#### What the task asks
Across the records below, how many lines include the word "Taodarsh"? State only the number.
*-*-*
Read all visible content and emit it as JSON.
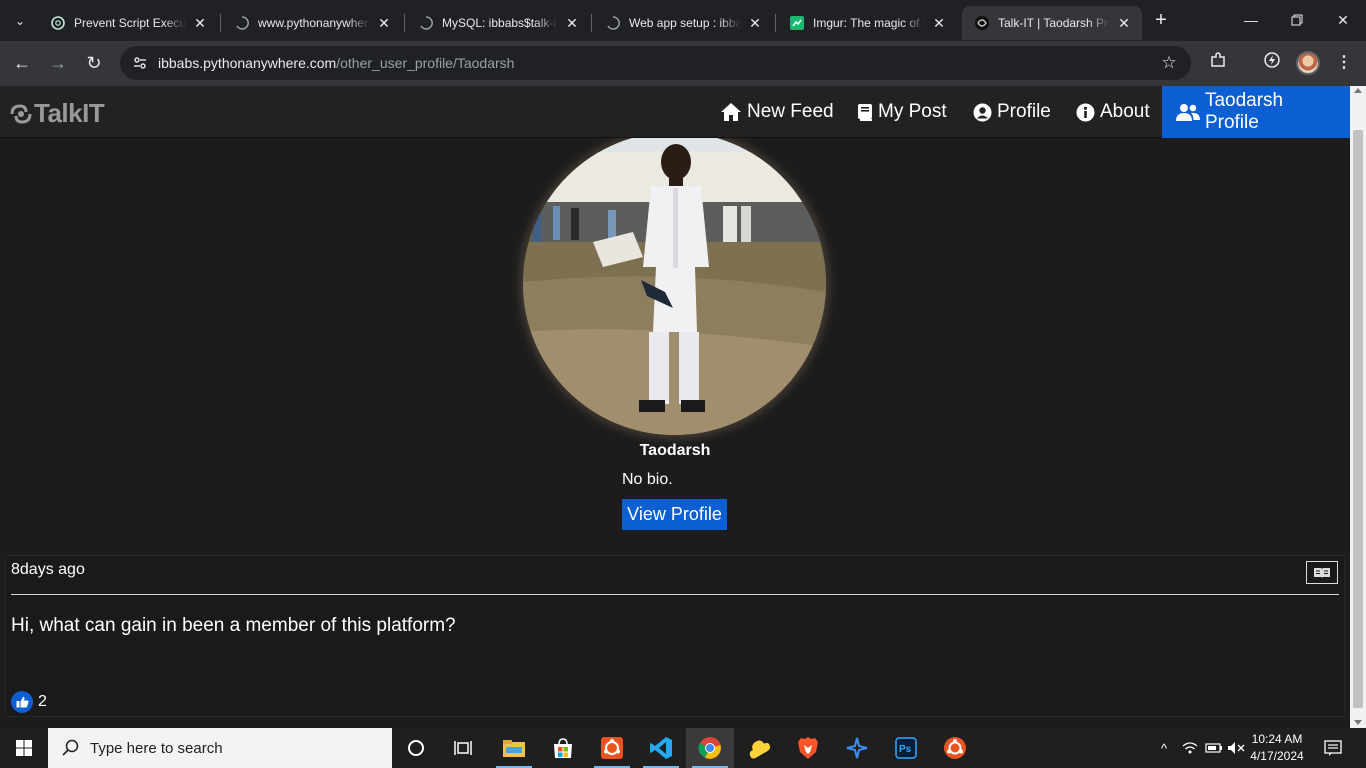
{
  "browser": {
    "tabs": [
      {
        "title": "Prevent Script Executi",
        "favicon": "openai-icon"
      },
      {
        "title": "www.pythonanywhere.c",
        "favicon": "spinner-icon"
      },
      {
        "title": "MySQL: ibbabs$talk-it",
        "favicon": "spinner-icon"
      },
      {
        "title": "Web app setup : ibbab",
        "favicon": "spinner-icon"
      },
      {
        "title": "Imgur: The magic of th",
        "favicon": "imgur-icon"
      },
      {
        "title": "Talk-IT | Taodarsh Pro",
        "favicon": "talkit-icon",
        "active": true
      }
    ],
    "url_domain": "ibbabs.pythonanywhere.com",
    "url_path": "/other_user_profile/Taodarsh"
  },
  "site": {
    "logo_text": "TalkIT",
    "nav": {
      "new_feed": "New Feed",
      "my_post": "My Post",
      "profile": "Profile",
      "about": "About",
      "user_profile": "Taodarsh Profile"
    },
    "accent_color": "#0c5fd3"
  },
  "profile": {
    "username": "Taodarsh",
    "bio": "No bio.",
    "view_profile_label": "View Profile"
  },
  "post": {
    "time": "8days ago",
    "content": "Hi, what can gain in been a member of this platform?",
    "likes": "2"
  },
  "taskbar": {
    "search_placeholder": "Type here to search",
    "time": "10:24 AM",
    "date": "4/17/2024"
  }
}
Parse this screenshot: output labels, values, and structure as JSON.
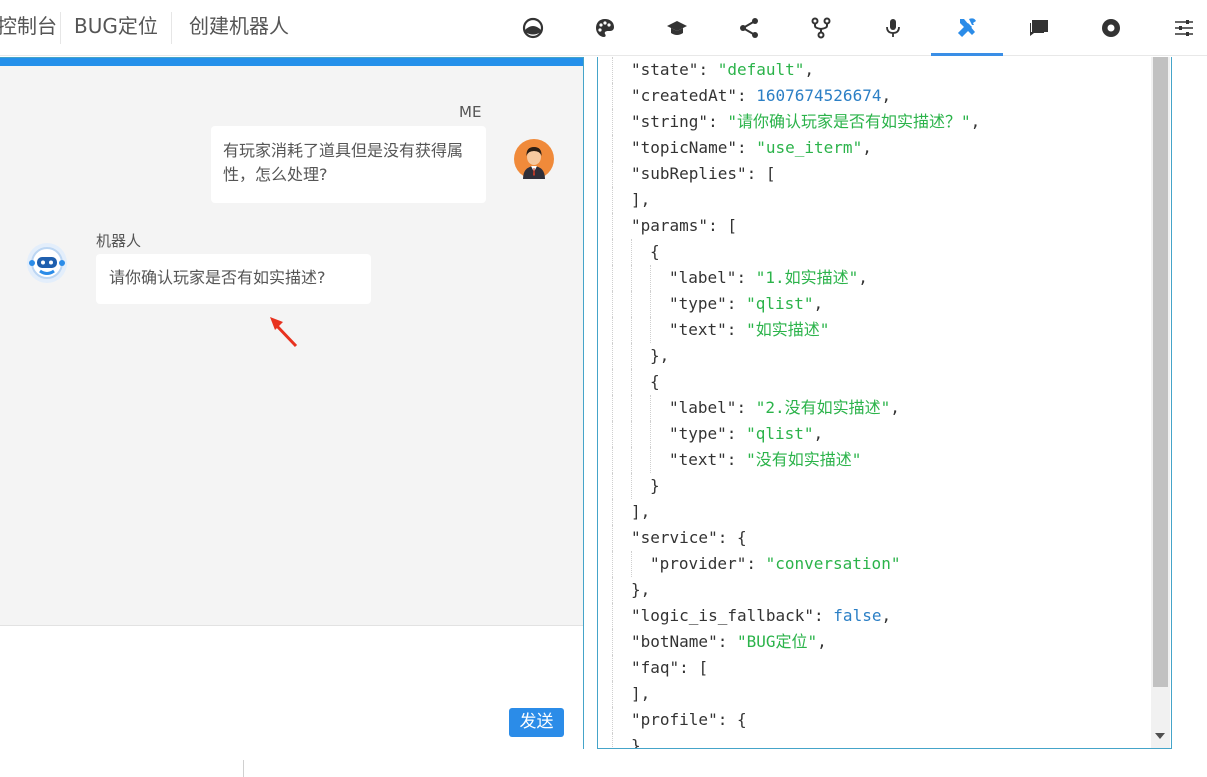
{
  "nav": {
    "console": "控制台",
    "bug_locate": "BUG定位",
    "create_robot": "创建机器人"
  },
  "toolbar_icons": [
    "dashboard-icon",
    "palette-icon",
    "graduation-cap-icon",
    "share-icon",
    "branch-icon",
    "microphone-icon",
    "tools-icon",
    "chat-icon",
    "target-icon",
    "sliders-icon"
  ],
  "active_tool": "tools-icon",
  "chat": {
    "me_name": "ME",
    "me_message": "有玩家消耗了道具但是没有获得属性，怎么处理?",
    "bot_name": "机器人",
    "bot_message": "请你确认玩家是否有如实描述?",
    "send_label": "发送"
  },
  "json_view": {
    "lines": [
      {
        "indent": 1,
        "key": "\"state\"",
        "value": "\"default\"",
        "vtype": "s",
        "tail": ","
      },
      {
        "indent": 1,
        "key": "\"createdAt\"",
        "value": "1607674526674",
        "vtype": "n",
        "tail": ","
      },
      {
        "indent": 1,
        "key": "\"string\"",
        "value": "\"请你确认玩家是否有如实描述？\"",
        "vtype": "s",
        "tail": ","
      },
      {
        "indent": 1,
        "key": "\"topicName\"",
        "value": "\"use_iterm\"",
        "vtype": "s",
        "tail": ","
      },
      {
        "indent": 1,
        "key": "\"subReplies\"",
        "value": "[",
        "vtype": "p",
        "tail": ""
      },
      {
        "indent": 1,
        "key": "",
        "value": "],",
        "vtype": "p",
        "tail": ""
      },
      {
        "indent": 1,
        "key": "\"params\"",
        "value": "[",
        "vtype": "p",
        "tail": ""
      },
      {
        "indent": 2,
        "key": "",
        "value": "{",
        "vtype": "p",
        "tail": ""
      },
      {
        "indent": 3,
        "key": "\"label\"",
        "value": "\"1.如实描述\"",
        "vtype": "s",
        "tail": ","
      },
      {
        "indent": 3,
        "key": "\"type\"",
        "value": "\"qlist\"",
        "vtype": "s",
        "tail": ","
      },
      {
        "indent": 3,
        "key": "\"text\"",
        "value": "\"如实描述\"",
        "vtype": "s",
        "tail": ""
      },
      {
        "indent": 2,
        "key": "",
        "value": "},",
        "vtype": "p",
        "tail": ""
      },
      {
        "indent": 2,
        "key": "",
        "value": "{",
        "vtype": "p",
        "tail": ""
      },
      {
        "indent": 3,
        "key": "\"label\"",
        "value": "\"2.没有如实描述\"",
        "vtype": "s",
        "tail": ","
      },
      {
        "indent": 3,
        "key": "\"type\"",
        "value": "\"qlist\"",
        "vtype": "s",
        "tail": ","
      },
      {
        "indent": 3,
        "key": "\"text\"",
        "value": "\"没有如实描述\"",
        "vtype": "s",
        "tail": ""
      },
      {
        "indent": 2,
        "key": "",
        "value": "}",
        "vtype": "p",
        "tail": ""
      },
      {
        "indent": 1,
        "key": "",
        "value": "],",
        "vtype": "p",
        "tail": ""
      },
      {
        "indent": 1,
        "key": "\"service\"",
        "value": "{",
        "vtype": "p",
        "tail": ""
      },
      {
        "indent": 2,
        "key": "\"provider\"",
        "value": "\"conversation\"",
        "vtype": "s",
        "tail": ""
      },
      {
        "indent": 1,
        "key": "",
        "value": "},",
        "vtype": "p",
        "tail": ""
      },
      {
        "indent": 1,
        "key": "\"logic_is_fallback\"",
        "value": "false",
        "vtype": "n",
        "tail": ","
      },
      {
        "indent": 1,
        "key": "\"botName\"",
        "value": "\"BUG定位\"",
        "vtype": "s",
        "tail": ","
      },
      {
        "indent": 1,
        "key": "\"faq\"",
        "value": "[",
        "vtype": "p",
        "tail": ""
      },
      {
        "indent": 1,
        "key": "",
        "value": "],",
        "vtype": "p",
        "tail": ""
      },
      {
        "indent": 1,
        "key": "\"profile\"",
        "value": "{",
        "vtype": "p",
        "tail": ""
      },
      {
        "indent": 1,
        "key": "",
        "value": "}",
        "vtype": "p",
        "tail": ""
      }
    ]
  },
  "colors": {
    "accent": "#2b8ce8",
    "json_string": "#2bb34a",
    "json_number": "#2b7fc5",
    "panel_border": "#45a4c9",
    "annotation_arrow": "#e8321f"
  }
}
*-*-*
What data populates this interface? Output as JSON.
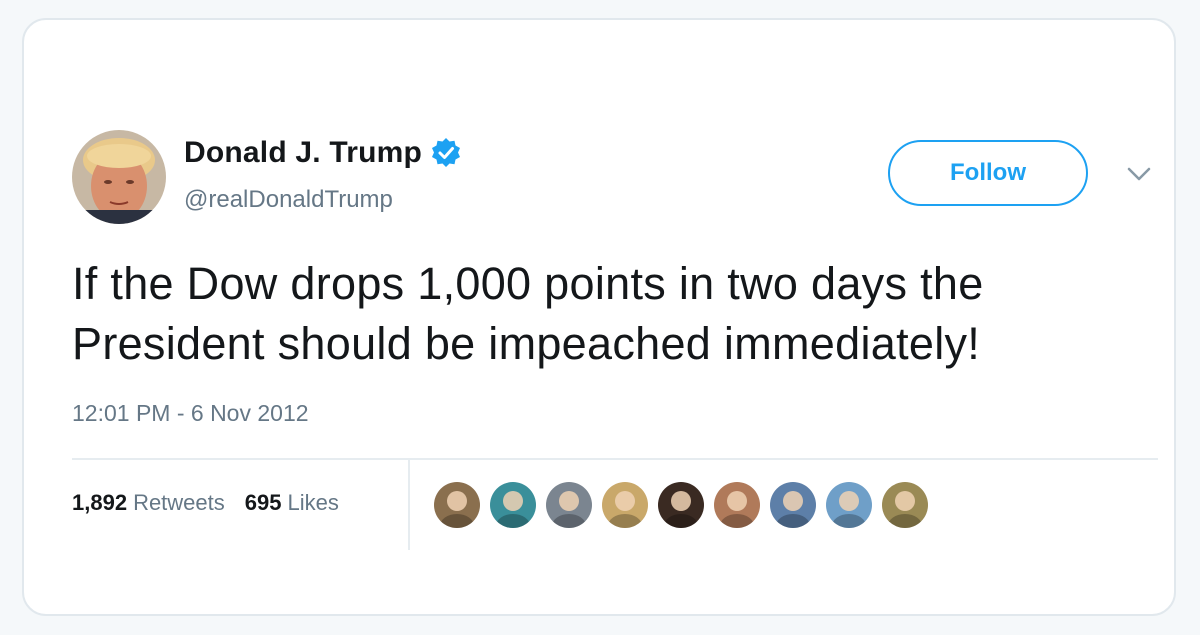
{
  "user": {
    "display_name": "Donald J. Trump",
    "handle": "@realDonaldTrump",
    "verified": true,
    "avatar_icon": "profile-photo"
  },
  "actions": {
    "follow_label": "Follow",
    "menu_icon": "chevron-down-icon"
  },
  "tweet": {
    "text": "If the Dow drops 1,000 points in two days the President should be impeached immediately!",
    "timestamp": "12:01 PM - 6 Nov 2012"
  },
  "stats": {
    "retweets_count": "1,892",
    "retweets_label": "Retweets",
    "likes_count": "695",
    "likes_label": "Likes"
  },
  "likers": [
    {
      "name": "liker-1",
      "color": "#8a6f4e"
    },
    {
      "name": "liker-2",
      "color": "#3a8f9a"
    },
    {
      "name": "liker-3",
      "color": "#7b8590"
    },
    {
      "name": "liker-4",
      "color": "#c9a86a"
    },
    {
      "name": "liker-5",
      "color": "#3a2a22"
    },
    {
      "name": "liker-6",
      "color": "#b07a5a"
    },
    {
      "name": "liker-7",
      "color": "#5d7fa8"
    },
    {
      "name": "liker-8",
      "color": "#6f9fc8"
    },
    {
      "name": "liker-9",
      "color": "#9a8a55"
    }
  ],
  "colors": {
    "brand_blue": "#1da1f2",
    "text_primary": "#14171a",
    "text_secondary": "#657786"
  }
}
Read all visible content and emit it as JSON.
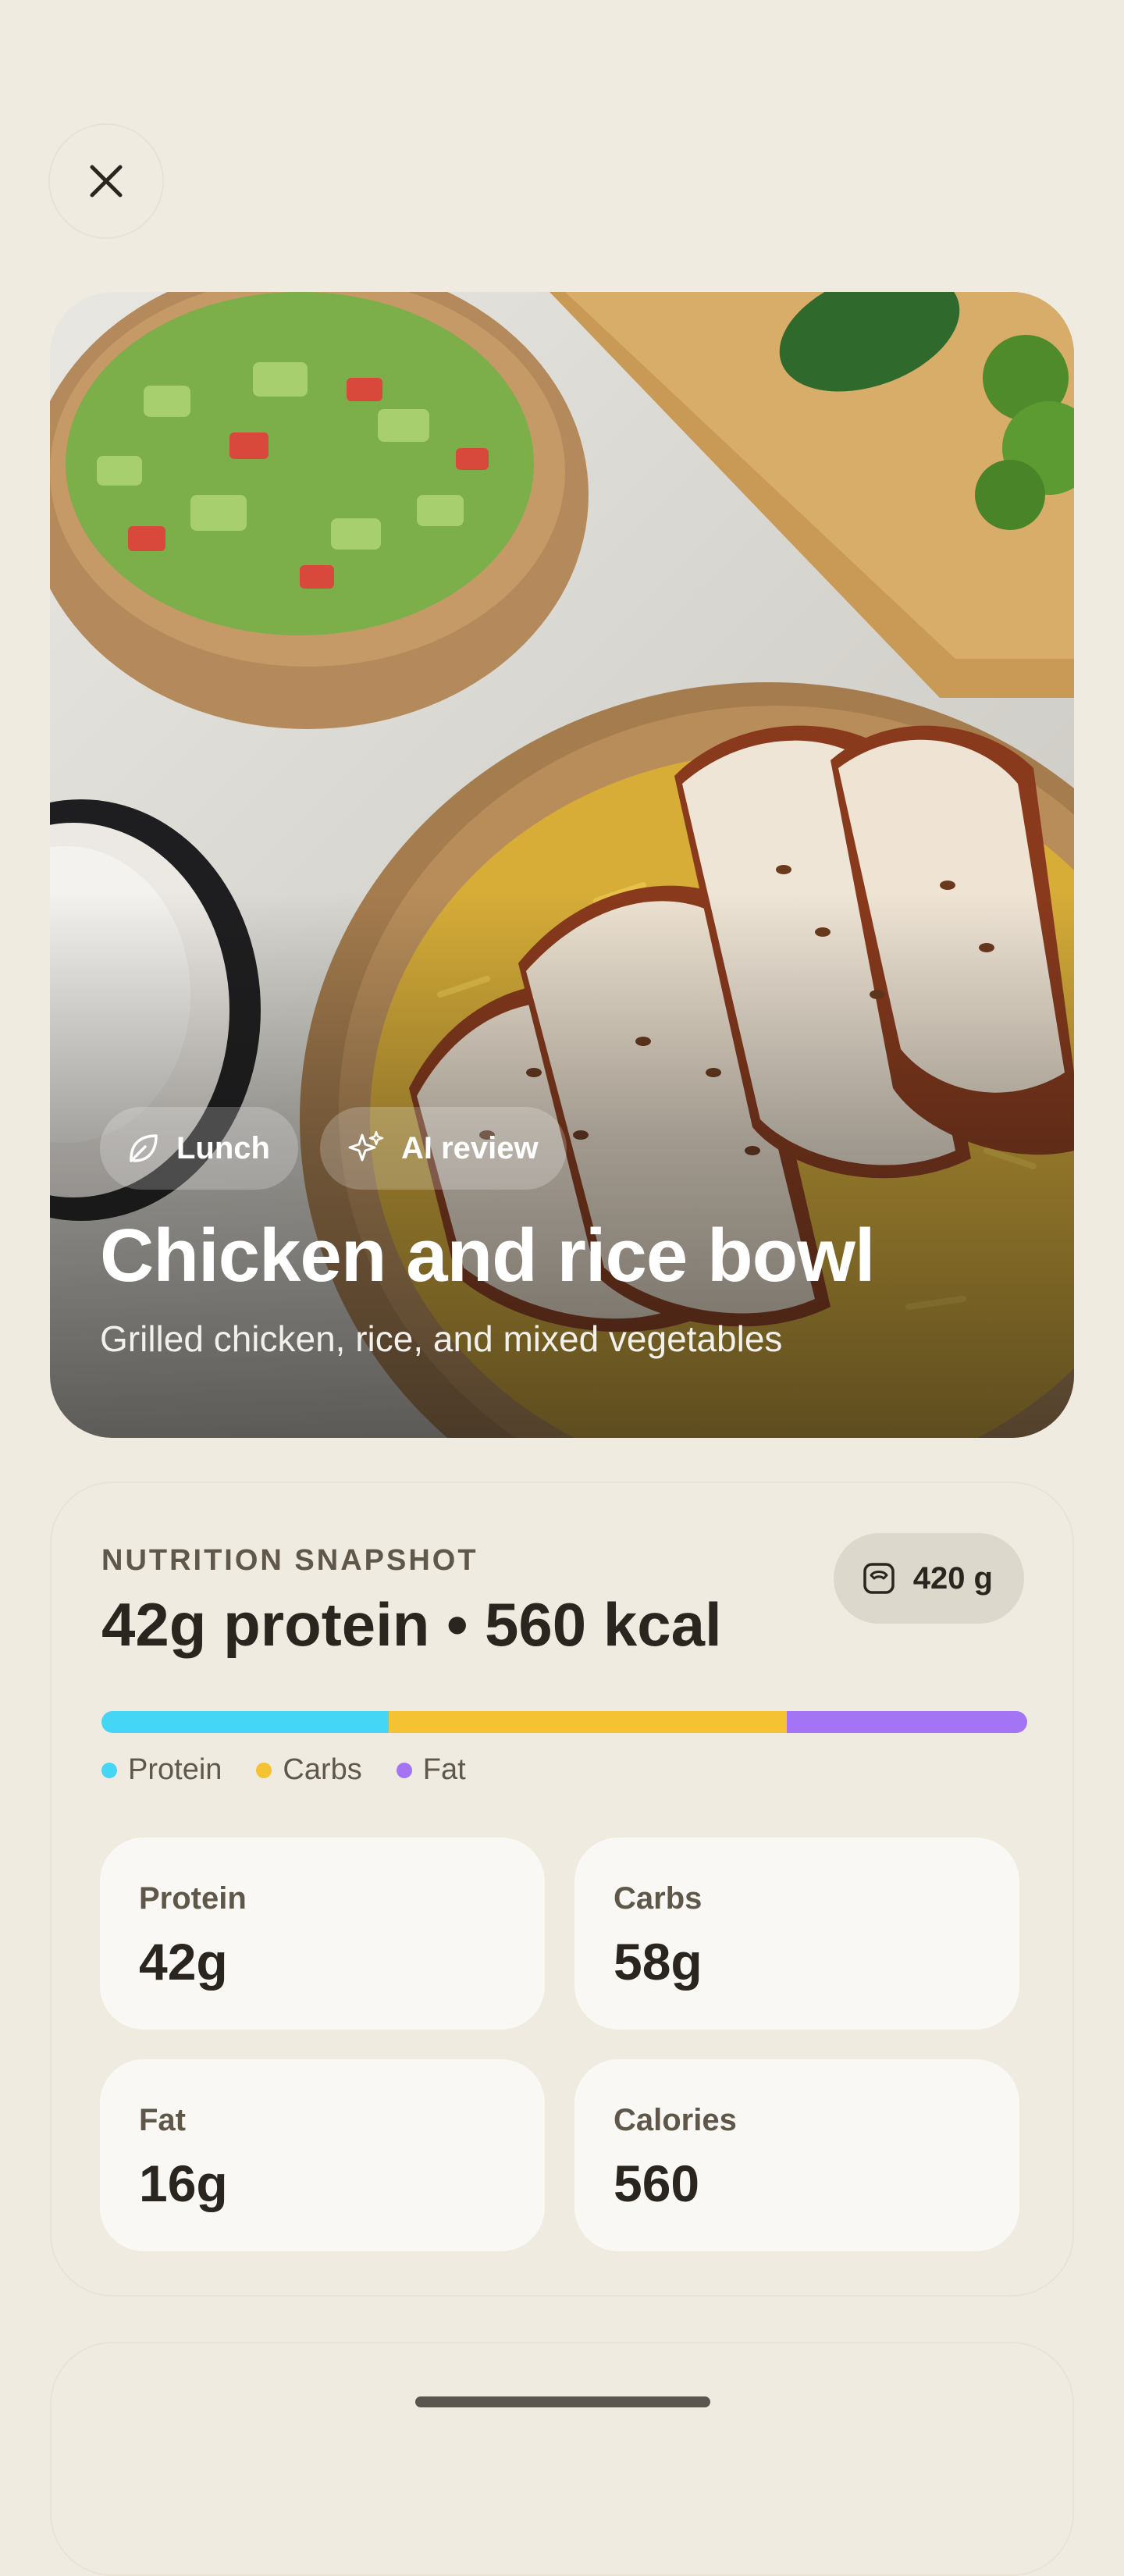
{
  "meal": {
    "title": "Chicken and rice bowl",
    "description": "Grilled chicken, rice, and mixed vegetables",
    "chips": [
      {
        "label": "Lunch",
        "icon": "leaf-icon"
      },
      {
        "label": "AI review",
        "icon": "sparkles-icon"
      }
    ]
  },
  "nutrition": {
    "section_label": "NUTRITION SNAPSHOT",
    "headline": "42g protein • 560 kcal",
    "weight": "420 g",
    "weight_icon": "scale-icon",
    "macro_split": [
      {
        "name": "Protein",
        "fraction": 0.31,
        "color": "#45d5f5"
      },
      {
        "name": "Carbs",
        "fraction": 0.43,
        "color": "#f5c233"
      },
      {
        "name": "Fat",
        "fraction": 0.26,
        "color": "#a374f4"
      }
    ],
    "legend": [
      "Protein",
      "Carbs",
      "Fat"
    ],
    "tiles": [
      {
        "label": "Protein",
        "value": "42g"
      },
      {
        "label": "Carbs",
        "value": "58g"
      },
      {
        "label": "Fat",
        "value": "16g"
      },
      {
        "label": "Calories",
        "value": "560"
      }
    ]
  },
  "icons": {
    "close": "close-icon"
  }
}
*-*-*
#### Solution for this exercise
4